EU Driverless Tech Could Knock the US Off Its Pedastal
The US driverless market has become a competitive – and crowded – arena, with big names like Google, Apple, Uber, and even Intel intent on leading the pack. Not to be outdone, the EU is also getting in on the automated car action with self-driving fleets launching in both the UK and the Netherlands within the next two years.
The BBC reported last month that a consortium of companies known as DRIVEN in England planned to test autonomous vehicles between London and Oxford last month, albeit with a human on board as a precaution.
DRIVEN's partners, led by driverless software developer Oxbotica Ltd, include insurer XL Catlin, the Oxford Robotics Institute, Nominet, Telefonica, the Transport Research Laboratory, UKAEAs RACE facility, Oxfordshire County Council, Transport for London, and Westbourne Communication.
RACE — the UK's Atomic Energy Authority's robotics division at Culham Science Centre — was announced as a test site, due to its 10 kilometers of roads, junctions, and roundabouts, which includes traffic lights and pedestrian crossings.
The project received £8m in funding from the Centre for Connected and Autonomous Vehicles from the UK government's £13m investment in driverless development.

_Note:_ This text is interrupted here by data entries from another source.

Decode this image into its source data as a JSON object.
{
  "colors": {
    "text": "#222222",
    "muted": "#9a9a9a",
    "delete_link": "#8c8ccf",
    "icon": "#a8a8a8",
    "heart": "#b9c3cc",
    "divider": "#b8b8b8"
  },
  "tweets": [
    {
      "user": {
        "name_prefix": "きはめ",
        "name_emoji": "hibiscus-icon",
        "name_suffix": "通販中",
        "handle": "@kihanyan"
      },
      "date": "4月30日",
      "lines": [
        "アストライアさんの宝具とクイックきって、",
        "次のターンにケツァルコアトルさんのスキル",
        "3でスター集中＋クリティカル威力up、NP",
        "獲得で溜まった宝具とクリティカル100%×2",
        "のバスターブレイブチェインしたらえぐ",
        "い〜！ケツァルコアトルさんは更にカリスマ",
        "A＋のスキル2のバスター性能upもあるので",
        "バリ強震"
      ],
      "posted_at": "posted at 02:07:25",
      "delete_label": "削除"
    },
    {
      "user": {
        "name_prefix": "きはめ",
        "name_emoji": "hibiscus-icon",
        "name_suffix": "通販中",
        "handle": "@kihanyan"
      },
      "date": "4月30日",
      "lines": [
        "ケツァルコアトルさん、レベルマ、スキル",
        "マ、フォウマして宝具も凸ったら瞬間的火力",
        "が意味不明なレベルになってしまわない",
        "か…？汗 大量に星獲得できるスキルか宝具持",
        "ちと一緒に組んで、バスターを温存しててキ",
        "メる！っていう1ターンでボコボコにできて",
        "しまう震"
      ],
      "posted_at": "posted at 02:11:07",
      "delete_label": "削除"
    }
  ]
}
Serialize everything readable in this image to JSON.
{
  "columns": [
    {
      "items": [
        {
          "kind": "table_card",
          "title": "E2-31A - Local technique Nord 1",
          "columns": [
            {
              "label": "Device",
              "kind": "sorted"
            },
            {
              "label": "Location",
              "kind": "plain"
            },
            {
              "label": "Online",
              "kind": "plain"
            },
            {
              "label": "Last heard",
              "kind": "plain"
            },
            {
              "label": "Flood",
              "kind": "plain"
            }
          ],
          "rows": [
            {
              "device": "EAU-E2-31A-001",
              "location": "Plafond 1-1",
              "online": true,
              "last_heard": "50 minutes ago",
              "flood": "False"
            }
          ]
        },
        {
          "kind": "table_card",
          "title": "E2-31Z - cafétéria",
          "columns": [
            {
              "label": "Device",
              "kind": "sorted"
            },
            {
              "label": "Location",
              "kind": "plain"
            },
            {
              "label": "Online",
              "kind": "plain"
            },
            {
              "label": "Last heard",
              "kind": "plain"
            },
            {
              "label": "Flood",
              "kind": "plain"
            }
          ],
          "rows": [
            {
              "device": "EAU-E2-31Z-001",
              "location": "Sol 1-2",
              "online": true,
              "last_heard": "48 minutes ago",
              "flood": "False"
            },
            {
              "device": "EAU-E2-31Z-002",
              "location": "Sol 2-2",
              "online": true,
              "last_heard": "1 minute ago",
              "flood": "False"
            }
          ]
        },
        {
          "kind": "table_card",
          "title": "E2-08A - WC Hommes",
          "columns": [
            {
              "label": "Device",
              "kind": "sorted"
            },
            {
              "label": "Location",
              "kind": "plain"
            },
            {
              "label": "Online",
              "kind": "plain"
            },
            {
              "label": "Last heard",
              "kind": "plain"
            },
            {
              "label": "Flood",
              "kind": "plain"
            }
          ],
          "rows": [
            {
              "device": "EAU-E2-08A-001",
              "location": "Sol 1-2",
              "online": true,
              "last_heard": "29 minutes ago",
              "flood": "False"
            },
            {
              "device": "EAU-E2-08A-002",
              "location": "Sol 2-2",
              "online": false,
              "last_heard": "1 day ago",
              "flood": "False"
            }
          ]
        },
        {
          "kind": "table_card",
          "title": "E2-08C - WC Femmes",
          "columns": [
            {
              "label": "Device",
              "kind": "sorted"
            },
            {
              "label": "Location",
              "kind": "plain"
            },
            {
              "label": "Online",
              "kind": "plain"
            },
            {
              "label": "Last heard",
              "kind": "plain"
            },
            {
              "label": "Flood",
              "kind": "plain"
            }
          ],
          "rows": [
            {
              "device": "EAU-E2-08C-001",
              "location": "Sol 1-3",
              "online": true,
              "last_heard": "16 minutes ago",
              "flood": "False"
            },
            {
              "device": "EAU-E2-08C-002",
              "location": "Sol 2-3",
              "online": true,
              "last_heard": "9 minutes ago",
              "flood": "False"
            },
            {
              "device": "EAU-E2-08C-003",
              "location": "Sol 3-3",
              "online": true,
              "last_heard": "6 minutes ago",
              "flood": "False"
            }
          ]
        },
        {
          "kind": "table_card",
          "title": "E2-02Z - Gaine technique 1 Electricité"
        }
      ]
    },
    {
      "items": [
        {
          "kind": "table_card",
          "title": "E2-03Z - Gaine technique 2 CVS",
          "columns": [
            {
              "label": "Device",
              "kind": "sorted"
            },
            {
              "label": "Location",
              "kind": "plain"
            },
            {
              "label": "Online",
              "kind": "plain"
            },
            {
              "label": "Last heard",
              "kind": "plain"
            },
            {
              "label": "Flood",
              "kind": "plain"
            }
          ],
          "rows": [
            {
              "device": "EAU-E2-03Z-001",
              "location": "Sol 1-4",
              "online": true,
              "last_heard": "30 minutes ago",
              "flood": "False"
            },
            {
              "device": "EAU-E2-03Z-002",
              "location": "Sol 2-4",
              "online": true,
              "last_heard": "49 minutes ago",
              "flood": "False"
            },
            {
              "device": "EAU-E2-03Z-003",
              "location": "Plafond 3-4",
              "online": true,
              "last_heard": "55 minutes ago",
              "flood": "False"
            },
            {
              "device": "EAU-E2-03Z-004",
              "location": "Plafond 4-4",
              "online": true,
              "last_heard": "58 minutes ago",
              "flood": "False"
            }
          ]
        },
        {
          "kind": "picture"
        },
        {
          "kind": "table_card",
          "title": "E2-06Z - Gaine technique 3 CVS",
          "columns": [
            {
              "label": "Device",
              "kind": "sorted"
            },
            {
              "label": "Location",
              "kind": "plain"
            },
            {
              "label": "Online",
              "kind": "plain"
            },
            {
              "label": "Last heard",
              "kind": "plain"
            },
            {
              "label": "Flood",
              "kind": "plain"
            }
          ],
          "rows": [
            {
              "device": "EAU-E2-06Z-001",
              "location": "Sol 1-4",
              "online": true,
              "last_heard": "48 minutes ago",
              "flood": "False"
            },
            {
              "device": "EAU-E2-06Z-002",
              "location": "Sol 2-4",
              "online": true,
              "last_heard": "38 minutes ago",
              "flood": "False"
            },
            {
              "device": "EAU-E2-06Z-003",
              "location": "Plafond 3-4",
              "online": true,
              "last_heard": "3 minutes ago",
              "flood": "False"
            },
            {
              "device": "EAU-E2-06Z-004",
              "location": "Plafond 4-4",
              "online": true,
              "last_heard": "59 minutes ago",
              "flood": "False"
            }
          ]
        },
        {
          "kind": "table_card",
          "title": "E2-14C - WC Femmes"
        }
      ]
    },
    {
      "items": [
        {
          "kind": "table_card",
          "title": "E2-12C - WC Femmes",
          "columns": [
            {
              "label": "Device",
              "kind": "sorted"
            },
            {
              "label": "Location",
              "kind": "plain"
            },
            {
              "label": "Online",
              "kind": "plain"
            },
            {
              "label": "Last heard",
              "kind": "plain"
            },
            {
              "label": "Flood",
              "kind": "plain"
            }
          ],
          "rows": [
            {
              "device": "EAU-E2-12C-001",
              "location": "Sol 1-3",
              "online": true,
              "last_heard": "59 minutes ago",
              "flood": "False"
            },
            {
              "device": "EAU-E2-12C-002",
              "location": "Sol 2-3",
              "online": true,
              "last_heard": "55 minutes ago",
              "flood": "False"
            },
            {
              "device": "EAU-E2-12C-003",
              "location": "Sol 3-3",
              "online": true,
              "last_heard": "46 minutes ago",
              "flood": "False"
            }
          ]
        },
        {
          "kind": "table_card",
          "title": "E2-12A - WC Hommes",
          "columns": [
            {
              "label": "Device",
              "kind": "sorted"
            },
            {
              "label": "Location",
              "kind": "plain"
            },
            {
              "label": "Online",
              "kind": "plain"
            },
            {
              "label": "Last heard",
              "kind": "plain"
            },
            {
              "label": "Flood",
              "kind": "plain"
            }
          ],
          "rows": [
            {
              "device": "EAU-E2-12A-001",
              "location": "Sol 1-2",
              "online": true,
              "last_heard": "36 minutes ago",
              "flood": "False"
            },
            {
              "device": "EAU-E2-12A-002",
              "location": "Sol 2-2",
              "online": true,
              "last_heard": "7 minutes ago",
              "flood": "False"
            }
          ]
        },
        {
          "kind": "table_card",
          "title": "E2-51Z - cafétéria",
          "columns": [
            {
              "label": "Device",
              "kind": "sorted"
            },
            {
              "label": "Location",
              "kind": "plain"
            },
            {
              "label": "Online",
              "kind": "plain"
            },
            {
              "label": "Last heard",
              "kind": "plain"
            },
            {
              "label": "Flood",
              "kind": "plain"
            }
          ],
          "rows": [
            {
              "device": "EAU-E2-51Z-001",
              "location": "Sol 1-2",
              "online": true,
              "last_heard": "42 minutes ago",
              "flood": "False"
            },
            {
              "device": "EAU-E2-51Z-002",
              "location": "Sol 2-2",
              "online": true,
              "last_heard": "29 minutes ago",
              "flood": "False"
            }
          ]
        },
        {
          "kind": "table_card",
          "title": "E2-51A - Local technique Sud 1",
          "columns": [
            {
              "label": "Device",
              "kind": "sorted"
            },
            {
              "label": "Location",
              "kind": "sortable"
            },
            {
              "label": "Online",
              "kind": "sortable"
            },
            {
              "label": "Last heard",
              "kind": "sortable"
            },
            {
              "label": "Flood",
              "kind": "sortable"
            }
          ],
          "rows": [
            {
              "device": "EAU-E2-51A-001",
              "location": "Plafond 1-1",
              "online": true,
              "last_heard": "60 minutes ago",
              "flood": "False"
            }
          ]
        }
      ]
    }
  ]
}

The end goal is to test these vehicles on UK roads and motorways from London to Oxford by 2019.
It would seem the UK is riddled with enthusiasm about driverless tech; but Professor David Bailey, from the Aston Business School, told the BBC that the amount committed to DRIVEN by the UK government was "relatively small beer":
Britain is trying to keep up, but the big development in the field is going on elsewhere.
Over in the Netherlands, startup Amber Mobility is launching a self-driving car service in 2019. The company, created last year, uses already-existing technology courtesy of companies such as NVIDIA, Microsoft, TNO, and others. Their goal is to design a new vehicle specifically for shared commuter-use, starting small with electric cars while testing the project with corporate clients according to TechCrunch. A company spokesperson told Driverless that their cars would drive autonomously to the right location during the night, at slow speeds and in bus lanes, to maximize safety. There are fewer people around then, so accidents are less likely to happen.
Amber certainly seemed confident about its capacity to expand and compete, particularly in relation to its own-brand car:
In the end, we hope to compete with Waymo and other services based on the fact that we'll be using our own car (the Amber One) that's designed especially to be shared. It has a long lifespan (1.5M km), long range (400 km), light weight (700 kg), modular and customizable design, as well as an extremely low cost of ownership (or in our case, running costs). This will allow us to offer our mobility service to users at an affordable price.
The Dutch startup told us that it "definitely envisions expanding to the U.S. in the future." Amber maintain that they have a geographical advantage, unlike the driverless companies clustered in Silicon Valley:
The Netherlands provides the most logical starting ground for the service: it's so densely populated and contains many medium-sized cities with a lot of inter-city travel (i.e. not suitable for typical public transportation solutions). But we see the US as a potentially big market opportunity.
But Driverless expert Grayson Brulte thinks that Britain and the Netherlands will only be able to compete with the likes of Waymo and Tesla on a short-term basis. Brulte, the co-founder of Brulte & Company and Autonomous Tomorrow, told Driverless:
Today, yes. Tomorrow, no. Driven and Amber have to play to their strengths and their respective executives have to position each company as the leader in their respective markets. If Driven and Amber can gather enough data, scale their technology and grow market share in a relatively short-time frame, the companies will be well positioned for a possible acquisition by an OEM.
It's really difficult to predict who will come out on top and which country will emerge triumphant from the driverless race at this point. As Brulte points out, "2025 will become the tipping point." We'll have to wait until then to see whether Amber stays true to their word.